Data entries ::
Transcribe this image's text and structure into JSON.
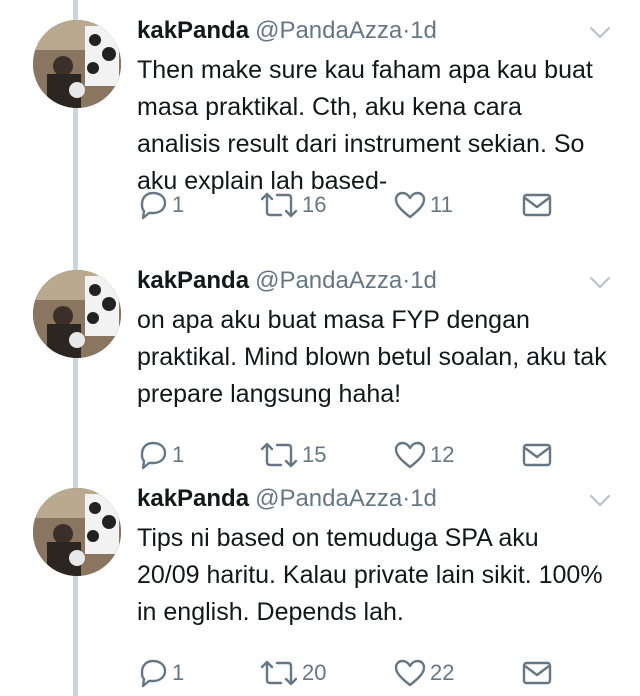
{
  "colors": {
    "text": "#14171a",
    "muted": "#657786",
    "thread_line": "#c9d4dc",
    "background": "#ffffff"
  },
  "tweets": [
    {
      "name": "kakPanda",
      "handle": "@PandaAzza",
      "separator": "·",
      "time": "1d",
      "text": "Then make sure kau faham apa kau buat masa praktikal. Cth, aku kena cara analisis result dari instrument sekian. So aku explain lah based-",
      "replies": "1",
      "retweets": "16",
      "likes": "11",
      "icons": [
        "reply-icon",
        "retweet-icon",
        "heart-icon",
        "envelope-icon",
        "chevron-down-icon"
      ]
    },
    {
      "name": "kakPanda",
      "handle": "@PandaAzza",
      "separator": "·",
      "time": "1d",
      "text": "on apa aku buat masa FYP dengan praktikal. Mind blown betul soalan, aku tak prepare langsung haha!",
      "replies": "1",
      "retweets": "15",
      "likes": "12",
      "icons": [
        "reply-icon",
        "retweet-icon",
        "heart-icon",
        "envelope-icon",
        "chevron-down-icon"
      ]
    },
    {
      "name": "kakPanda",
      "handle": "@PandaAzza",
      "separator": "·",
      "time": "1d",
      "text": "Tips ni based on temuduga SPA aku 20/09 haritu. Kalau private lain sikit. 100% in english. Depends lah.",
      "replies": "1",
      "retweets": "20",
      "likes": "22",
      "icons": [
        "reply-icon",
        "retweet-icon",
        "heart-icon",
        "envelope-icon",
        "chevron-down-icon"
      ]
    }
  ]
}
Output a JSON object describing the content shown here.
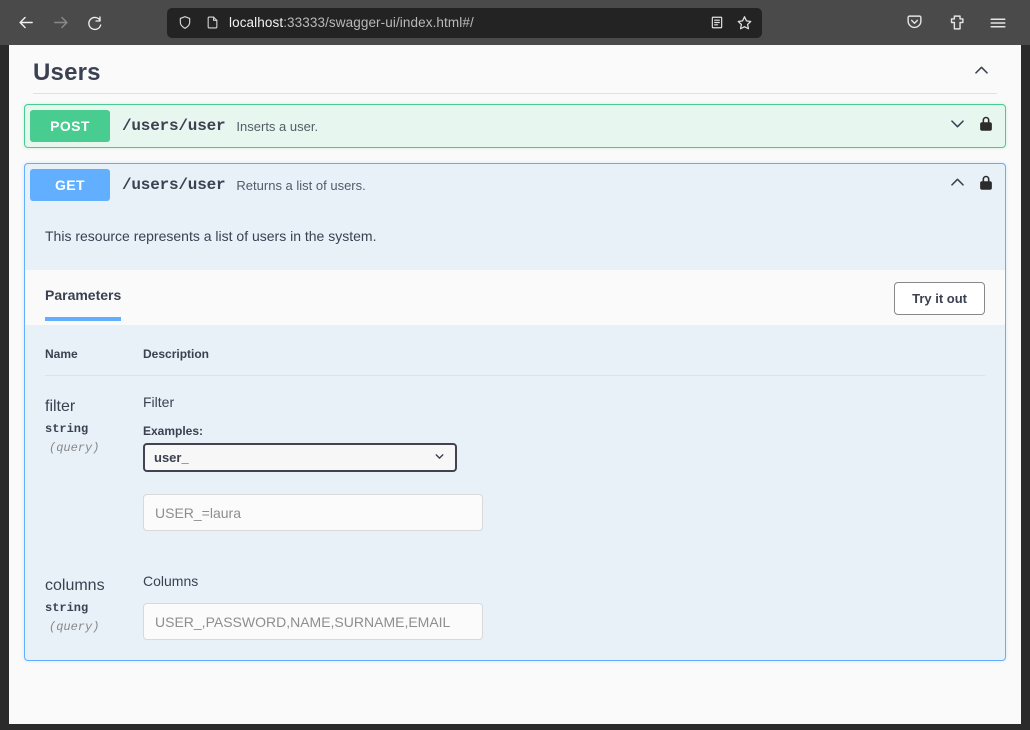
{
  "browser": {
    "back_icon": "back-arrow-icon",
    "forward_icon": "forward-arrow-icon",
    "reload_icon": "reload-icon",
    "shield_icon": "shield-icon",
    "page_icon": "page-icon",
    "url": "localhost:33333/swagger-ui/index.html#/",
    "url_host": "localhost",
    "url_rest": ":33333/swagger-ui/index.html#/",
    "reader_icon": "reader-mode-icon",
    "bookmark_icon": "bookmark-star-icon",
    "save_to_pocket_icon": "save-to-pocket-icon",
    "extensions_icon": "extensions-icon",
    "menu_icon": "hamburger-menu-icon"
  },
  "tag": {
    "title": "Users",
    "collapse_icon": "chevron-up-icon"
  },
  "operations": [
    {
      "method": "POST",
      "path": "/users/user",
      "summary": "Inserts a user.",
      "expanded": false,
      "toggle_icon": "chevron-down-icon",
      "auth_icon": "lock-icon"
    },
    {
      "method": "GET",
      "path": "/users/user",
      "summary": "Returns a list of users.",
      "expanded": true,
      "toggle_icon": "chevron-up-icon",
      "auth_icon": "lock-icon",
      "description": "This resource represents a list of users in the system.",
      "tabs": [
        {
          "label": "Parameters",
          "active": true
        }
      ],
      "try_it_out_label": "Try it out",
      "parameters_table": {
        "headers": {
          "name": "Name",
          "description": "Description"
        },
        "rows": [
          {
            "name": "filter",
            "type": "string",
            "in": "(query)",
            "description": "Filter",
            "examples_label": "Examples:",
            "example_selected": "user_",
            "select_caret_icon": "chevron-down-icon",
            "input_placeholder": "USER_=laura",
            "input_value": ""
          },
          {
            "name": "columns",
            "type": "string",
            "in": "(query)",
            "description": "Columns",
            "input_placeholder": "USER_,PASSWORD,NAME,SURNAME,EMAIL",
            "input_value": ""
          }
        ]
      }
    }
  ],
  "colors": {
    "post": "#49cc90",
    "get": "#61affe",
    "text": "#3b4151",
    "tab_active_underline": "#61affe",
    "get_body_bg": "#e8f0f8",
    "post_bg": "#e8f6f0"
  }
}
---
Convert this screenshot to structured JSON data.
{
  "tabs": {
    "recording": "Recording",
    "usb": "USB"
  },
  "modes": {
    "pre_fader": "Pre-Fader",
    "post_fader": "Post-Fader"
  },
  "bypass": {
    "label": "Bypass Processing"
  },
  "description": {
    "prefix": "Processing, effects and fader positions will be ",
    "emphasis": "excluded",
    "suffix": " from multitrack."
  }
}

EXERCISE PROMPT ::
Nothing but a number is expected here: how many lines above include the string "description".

ANSWER BOX ::
5